Interface dataset entries:
..............................

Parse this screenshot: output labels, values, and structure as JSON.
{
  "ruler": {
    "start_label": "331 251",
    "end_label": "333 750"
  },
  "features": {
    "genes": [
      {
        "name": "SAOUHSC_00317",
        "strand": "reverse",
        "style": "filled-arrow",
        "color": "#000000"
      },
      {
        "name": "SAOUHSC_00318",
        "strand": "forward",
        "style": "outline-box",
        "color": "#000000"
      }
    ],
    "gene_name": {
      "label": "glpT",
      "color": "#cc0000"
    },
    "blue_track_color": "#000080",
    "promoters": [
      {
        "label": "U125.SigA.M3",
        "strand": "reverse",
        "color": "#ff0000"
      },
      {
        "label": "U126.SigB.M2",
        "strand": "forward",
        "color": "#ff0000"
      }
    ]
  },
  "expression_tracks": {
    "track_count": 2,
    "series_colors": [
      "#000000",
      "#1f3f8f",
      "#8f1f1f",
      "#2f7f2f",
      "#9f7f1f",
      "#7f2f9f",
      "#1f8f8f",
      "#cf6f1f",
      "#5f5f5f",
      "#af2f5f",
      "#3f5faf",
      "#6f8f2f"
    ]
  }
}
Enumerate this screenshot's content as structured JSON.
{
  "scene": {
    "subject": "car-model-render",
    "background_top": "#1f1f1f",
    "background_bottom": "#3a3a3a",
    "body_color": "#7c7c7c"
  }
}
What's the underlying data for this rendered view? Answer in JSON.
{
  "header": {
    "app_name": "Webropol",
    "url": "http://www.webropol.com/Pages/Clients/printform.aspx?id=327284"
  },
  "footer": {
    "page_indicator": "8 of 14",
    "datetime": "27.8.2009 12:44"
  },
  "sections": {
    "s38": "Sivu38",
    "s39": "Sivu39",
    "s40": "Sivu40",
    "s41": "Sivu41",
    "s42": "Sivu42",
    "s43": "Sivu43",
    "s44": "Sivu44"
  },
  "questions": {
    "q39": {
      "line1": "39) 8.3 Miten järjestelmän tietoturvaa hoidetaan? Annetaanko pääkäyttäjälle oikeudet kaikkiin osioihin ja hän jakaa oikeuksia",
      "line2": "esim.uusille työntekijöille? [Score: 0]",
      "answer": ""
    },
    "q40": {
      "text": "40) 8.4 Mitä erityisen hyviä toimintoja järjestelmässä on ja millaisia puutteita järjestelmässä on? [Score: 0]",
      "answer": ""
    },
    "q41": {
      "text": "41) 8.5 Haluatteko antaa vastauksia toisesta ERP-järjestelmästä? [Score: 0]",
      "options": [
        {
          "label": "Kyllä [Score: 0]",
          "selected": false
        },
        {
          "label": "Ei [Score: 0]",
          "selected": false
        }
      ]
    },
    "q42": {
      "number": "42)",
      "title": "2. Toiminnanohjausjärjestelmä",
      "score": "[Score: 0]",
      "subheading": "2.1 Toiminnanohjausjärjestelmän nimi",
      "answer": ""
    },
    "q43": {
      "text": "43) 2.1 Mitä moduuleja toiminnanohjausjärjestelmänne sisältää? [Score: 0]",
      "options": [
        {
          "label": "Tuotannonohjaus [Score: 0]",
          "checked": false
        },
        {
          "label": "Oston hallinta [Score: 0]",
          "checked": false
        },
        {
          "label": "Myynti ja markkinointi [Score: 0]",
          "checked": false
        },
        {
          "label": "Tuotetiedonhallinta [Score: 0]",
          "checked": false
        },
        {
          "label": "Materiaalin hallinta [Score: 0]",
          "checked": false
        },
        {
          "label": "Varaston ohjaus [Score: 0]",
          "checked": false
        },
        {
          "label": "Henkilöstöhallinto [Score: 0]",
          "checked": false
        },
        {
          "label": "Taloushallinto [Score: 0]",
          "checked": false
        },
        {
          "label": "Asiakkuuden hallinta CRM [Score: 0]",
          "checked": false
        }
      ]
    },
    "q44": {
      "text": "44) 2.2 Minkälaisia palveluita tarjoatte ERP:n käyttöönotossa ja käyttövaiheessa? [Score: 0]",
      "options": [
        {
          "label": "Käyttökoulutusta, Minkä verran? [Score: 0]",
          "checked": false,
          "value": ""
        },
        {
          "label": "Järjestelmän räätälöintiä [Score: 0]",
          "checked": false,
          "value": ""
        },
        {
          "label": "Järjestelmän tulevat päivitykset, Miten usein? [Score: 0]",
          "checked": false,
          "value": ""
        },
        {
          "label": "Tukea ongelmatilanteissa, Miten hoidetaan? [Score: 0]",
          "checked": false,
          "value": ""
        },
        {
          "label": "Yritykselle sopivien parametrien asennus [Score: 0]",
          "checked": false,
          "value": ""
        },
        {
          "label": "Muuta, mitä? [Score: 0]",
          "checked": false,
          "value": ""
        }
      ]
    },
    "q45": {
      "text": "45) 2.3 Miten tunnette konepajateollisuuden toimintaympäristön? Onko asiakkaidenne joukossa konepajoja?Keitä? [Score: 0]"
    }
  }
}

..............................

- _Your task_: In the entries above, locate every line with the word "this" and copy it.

- _Exercise result_:
Parse this screenshot: output labels, values, and structure as JSON.
Enumerate this screenshot's content as structured JSON.
What's the underlying data for this rendered view? Answer in JSON.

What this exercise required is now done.